* [Work order] For every line in the records below that holds "duration", make a copy.

* [Exercise inputs]
-*-

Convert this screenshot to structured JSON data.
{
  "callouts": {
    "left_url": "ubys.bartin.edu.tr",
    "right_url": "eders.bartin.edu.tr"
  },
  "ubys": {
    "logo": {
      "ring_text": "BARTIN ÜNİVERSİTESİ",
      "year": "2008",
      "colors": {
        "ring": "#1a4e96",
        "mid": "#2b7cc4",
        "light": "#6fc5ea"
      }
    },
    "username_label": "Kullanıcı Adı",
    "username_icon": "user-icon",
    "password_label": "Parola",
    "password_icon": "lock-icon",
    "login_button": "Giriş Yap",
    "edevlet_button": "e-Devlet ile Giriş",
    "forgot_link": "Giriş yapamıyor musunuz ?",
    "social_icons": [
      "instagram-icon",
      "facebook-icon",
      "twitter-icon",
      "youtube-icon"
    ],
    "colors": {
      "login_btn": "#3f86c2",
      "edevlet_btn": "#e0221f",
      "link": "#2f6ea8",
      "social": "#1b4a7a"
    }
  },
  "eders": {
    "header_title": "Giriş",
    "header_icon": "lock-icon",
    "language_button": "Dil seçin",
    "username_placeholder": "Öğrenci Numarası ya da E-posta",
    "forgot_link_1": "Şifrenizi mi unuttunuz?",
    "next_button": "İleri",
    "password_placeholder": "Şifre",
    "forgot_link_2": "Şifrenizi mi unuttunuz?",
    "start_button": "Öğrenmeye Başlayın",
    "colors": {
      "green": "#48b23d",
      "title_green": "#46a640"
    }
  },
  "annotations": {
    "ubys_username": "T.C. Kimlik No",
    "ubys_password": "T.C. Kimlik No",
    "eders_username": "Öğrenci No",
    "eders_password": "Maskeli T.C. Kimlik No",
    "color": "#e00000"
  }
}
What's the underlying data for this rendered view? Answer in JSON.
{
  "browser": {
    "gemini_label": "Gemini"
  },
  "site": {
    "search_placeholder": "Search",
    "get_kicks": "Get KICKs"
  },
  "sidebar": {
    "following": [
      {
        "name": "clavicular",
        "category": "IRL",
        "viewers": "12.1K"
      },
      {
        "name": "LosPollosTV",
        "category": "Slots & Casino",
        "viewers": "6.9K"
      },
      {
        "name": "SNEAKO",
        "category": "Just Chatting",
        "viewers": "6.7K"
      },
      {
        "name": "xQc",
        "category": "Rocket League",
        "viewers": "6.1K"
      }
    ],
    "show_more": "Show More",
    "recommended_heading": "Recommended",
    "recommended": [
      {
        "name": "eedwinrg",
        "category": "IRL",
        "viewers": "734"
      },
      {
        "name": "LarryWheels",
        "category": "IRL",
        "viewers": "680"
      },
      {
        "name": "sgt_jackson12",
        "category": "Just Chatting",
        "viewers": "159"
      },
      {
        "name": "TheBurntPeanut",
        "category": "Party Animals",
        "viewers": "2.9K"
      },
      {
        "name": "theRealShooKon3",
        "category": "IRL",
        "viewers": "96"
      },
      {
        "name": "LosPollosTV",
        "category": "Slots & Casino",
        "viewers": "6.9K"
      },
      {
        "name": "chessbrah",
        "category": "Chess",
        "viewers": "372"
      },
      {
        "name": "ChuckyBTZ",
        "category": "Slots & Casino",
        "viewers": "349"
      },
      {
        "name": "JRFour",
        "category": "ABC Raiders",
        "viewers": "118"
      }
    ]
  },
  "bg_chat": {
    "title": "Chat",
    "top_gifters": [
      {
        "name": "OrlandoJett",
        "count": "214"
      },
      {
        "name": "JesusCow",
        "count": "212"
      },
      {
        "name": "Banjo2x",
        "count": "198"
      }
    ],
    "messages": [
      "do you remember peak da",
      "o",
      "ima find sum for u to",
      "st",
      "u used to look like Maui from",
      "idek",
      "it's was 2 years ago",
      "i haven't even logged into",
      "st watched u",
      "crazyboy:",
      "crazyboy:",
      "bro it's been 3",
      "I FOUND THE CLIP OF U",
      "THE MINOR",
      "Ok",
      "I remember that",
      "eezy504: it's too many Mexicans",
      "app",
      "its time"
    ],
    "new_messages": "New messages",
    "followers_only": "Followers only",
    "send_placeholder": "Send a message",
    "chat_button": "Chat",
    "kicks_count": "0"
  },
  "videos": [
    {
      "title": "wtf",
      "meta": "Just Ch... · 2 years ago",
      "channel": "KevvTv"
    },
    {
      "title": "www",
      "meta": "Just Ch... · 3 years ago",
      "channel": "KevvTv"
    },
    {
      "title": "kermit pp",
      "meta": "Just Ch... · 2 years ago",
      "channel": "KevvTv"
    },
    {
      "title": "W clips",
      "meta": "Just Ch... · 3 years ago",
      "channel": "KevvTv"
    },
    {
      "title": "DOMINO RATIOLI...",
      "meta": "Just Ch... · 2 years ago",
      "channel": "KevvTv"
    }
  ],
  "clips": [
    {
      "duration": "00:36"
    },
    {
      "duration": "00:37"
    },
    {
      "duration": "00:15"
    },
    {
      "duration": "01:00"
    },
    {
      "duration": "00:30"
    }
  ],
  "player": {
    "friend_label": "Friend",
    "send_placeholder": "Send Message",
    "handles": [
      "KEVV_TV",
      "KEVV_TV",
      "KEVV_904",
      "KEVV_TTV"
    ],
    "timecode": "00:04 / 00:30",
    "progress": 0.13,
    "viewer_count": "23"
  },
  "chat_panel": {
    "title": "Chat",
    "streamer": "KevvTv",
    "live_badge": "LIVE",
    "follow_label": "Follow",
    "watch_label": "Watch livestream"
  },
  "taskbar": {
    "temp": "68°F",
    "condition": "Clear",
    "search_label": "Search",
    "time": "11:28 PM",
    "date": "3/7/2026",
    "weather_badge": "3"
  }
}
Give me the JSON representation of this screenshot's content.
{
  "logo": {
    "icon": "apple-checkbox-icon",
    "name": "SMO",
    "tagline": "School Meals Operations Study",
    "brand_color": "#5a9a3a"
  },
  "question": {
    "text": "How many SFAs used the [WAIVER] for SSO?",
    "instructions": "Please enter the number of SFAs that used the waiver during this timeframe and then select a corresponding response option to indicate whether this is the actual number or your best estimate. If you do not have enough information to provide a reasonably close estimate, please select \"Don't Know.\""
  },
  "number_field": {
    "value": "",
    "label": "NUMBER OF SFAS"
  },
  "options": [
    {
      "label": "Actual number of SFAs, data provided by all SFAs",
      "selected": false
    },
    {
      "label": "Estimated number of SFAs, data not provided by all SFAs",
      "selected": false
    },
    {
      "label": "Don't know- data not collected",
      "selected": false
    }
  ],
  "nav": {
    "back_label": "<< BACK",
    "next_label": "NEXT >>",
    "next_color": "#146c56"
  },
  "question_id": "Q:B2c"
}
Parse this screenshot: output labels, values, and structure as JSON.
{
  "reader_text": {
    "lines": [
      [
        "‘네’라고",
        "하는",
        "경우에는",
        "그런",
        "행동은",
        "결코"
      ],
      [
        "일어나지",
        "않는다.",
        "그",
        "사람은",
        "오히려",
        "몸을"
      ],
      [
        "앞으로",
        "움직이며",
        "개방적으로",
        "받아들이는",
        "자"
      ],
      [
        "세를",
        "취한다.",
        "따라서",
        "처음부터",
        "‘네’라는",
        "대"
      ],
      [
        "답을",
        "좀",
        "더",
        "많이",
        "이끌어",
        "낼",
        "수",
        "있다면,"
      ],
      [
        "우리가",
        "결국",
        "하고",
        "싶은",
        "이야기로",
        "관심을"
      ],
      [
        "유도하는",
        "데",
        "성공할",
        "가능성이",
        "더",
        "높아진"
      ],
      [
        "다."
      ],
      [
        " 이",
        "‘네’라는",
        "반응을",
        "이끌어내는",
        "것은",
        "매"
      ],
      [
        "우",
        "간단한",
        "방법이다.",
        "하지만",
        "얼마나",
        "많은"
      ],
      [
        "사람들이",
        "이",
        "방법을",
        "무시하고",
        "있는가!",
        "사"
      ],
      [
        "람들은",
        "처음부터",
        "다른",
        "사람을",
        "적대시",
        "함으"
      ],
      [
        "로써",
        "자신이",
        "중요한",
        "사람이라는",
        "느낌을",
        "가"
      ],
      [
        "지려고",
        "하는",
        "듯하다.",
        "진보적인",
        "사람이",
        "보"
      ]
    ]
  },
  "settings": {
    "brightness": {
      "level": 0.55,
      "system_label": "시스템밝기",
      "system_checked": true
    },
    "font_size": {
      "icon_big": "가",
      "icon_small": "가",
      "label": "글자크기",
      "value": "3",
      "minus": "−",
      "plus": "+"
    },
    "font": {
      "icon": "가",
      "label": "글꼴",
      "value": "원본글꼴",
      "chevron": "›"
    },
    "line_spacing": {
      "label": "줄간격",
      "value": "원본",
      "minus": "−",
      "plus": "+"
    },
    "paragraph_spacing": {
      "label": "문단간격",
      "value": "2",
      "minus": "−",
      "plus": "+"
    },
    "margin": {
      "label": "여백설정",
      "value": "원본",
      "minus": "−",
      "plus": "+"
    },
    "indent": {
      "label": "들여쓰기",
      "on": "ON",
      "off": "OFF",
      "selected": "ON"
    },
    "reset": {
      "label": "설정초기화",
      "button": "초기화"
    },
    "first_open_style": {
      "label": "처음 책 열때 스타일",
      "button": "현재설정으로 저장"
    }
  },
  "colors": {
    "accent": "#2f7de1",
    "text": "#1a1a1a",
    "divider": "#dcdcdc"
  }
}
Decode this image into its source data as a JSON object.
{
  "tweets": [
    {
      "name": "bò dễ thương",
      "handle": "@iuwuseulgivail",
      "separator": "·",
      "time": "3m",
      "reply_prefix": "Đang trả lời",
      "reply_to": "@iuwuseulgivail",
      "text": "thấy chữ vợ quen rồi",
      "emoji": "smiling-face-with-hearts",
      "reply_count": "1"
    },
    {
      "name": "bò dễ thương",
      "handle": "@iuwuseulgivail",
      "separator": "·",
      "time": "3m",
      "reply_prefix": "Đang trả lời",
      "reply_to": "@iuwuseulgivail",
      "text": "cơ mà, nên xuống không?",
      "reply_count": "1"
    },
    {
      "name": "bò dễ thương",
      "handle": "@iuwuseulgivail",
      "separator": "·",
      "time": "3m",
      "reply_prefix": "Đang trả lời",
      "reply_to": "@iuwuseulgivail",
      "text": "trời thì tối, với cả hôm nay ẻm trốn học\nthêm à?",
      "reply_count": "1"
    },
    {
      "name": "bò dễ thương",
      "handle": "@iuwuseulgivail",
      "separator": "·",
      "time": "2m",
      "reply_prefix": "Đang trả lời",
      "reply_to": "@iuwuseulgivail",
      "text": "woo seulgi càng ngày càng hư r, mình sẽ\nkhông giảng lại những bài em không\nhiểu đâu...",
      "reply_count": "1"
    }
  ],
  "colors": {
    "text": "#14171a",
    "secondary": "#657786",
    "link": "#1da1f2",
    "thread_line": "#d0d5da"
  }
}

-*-

* [Final answer]
      "duration": "00:36"
      "duration": "00:37"
      "duration": "00:15"
      "duration": "01:00"
      "duration": "00:30"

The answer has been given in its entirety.